Amir Herzog, Idan Steinberg, Amiel A. Ishaaya

Research output: Contribution to journalArticlepeer-review

7 Scopus citations


We investigate the influence of the cladding diameter of an optical delivery fiber on the ablation dynamics of porcine aorta immersed in tetracycline antibiotic solution using 355 nm nanosecond pulses. We manipulate the pressure transients by enforcing a rear rigid interface (applied by an enlargement of the cladding diameter) to the ablated area, which leads to enhanced ablation efficiency along with a reduction in tissue disruption effects. Numerical simulations, based on the finite elements method, are used to study the propagation of the pressure transients within the suggested scheme. Ultrasonic transducers are used for measuring the increased pressure in front of the fiber's facet and the reduced pressure at the fiber's circumference in the presence of large diameter cladding. The increase and decrease are both found to be by a factor of ˜1.8. The width of the cavitation bubble is measured by high-speed photography. An enlargement of 13.8% is demonstrated, at the expense of backward expansion along the fiber's axis. A histopathological in vitro study demonstrates an average enhancement of 12.27% in the diameter of the ablated crater, as well as significant reduction in the disruption effects. Our study sheds light on the potential to improve the ablation efficiency without additional energy cost, along with attaining improved safety for interventional medical procedures. (Figure presented.).

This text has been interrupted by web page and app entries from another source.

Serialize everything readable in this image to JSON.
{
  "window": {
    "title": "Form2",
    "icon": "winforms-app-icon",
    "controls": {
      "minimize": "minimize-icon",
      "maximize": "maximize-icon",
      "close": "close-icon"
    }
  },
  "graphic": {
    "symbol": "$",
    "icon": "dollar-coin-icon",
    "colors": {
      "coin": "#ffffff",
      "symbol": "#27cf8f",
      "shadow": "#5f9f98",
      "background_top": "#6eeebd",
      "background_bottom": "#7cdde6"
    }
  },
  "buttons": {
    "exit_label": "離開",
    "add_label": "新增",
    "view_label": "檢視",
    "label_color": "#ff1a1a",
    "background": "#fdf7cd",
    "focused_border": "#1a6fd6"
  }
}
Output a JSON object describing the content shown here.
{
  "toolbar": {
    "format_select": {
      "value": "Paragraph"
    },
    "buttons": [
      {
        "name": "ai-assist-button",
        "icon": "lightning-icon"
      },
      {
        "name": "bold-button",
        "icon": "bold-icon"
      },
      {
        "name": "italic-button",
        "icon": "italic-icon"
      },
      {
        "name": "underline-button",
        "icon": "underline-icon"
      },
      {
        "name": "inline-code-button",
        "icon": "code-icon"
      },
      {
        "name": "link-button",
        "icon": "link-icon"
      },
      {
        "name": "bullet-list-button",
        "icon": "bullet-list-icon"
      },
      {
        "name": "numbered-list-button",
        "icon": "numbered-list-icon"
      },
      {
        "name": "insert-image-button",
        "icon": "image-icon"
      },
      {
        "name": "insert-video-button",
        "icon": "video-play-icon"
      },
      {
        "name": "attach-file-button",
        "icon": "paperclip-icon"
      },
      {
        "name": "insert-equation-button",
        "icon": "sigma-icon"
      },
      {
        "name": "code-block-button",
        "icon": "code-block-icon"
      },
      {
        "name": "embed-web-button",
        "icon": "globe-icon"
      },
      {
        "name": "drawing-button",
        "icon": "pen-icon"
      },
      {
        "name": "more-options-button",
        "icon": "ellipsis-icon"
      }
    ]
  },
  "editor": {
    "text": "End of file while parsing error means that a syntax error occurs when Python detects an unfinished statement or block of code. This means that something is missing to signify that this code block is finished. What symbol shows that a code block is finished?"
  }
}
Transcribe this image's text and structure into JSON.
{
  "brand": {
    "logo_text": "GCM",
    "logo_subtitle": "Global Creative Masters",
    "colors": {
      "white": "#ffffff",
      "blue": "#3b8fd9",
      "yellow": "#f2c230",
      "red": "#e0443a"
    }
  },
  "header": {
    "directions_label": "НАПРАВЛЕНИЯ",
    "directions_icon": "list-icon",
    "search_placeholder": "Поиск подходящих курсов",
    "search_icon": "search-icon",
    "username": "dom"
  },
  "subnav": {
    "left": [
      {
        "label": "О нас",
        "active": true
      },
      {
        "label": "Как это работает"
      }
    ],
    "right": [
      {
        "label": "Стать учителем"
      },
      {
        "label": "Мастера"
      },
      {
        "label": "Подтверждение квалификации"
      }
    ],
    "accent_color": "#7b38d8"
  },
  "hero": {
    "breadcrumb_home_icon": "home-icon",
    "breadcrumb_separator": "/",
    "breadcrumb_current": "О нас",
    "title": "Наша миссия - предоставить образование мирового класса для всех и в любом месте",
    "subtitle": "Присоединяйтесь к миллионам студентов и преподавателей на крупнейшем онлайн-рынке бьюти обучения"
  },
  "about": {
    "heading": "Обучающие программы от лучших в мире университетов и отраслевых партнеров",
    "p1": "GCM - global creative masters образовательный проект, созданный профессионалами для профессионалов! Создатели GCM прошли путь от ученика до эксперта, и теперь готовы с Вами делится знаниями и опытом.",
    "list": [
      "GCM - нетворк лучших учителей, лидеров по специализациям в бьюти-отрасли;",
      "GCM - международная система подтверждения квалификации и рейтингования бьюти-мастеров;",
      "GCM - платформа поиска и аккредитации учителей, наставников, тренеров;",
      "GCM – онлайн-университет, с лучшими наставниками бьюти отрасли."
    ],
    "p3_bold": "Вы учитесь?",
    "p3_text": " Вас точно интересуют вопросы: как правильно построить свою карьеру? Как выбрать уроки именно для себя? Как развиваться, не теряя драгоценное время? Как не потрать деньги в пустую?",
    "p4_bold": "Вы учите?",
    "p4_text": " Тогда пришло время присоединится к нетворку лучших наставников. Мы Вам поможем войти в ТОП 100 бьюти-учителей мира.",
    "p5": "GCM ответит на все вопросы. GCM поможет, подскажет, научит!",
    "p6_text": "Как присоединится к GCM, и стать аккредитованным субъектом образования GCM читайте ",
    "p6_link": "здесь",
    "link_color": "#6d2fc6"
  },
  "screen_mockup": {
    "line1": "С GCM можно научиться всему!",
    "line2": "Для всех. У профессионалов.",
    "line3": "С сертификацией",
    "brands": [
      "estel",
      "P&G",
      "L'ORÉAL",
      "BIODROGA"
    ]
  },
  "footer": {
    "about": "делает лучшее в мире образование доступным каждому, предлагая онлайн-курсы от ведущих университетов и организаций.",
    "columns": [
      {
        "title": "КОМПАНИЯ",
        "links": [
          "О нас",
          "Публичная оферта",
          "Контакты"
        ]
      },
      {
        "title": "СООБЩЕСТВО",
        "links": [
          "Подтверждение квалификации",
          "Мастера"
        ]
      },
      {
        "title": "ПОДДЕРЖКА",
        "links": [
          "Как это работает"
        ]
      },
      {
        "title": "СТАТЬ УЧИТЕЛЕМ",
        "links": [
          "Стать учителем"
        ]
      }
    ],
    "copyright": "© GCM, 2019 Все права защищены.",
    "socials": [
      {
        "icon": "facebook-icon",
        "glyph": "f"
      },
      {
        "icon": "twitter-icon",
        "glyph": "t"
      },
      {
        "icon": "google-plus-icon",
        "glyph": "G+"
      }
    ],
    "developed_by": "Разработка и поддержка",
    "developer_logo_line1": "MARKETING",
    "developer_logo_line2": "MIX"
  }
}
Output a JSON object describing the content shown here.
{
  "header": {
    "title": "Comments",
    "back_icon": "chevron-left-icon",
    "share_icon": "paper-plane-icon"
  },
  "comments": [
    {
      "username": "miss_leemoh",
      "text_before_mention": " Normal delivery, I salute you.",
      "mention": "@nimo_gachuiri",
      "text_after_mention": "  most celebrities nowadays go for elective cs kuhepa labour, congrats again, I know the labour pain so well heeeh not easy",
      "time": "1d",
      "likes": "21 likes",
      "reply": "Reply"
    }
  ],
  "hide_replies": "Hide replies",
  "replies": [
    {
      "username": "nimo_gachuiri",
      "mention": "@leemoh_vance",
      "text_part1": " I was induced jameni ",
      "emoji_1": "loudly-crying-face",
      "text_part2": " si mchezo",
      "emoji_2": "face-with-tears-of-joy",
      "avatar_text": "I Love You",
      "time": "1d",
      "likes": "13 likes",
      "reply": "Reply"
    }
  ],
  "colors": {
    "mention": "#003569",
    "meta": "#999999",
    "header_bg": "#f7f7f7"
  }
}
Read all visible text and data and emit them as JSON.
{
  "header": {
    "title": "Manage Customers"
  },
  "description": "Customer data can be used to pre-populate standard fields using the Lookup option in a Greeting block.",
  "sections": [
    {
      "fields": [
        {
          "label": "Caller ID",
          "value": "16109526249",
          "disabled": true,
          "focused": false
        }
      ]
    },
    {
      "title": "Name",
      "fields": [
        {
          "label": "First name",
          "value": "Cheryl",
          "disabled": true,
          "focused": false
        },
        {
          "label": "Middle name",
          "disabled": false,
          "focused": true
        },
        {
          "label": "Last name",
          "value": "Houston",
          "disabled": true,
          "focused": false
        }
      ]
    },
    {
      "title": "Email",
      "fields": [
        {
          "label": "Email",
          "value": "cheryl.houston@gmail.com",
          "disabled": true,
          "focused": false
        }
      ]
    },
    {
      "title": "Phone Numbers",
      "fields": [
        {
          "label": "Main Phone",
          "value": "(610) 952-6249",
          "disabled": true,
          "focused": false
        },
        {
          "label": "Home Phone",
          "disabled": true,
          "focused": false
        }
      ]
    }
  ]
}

Original languageEnglish
Pages (from-to)1262-1270
Number of pages9
JournalJournal of Biophotonics
Issue number10
StatePublished - 1 Oct 2017


  • 355 nm
  • cavitation bubble
  • laser ablation
  • photomechanical effects

ASJC Scopus subject areas

  • Chemistry (all)
  • Materials Science (all)
  • Biochemistry, Genetics and Molecular Biology (all)
  • Engineering (all)
  • Physics and Astronomy (all)


Dive into the research topics of 'Shaping photomechanical effects in tissue ablation using 355 nm laser pulses'. Together they form a unique fingerprint.

Cite this